Laves phase-strengthened austenitic steels

Iron-based austenitic steels strengthened with Laves-phase precipitates, and alloyed with aluminum for improved oxidation resistance are potential candidate materials for fossil fuel energy systems operating at temperatures ≥800°C. This project is examining the microstructure and deformation structure after creep testing of such two alloys developed by the Oak Ridge National Laboratory (ORNL), DAFA 26 and DAFA 29. The project includes determining the mechanism of NiAl co-precipitation with the Laves phase precipitates, and how these two kinds of precipitates together with L12-structure Ni3(Al,Ti) precipitates affect the mechanical behavior. The project will determine both the precipitation mechanisms and the interaction of gliding dislocations with these precipitates by performing annealing studies for a variety of times and temperatures, and both room-temperature tensile tests and elevated-temperature creep tests (performed at ORNL) on these materials followed by post-mortem transmission electron microscope (TEM) examination. The orientation relationships between the phases are being studied using electron diffraction in the TEM. The precipitation processes and the deformation mechanisms will be further elucidated by performing in situ annealing studies and in situ straining studies in the TEM, respectively, at a variety of temperatures.
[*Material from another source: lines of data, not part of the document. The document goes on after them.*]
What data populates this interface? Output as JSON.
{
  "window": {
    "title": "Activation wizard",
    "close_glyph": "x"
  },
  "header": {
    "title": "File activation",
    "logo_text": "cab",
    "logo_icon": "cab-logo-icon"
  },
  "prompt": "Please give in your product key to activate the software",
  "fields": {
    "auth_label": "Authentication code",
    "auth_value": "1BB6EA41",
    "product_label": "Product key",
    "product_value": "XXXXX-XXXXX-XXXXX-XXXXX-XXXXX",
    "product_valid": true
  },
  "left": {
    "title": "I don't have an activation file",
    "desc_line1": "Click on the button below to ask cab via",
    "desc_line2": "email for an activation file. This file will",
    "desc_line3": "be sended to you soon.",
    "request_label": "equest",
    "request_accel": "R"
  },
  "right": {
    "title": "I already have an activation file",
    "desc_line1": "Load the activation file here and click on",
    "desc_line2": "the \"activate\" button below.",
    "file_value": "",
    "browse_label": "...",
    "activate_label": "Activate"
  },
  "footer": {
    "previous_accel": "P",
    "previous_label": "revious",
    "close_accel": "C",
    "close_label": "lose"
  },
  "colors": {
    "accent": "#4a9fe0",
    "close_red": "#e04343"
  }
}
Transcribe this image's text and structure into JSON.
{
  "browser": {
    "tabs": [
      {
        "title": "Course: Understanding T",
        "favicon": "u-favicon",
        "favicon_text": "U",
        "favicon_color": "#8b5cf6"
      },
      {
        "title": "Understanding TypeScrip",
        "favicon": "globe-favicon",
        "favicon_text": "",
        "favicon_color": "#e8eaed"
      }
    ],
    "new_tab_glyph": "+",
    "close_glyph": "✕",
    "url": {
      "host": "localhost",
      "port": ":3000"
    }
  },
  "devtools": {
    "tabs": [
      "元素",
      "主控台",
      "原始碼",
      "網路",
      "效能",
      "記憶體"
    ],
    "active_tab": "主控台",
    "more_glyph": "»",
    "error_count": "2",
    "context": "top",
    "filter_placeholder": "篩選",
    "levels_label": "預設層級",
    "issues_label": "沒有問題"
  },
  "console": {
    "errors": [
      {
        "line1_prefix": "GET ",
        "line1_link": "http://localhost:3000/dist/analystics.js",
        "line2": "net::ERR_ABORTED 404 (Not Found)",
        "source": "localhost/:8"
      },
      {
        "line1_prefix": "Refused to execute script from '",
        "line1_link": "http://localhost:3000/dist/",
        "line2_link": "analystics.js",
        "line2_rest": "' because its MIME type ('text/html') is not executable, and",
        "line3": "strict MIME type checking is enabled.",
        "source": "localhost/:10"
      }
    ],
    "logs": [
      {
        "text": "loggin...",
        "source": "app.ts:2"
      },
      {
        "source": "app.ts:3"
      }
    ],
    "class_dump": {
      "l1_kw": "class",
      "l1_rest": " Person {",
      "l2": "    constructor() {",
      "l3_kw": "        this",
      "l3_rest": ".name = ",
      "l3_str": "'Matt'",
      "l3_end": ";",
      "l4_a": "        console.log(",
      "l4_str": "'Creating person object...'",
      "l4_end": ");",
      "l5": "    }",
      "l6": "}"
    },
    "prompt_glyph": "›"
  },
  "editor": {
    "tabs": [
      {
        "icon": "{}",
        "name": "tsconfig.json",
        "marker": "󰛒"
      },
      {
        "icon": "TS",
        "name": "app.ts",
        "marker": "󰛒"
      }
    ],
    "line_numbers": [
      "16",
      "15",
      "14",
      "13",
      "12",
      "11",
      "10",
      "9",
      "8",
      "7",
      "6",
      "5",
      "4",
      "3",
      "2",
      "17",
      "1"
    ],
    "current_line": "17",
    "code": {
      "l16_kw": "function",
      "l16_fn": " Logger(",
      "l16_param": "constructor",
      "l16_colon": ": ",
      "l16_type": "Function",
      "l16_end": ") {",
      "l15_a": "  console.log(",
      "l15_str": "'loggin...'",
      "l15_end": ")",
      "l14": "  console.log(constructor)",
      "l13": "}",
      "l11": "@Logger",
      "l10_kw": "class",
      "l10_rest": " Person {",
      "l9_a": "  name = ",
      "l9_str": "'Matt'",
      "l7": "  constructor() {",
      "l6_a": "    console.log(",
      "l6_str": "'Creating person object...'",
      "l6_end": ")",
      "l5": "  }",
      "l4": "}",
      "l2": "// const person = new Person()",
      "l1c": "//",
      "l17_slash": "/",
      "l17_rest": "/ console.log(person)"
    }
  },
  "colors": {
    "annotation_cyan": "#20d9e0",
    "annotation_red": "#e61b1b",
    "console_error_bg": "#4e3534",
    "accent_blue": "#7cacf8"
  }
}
This research is funded by the Department of Energy, National Energy Technology Laboratory.

Faculty contact: Ian Baker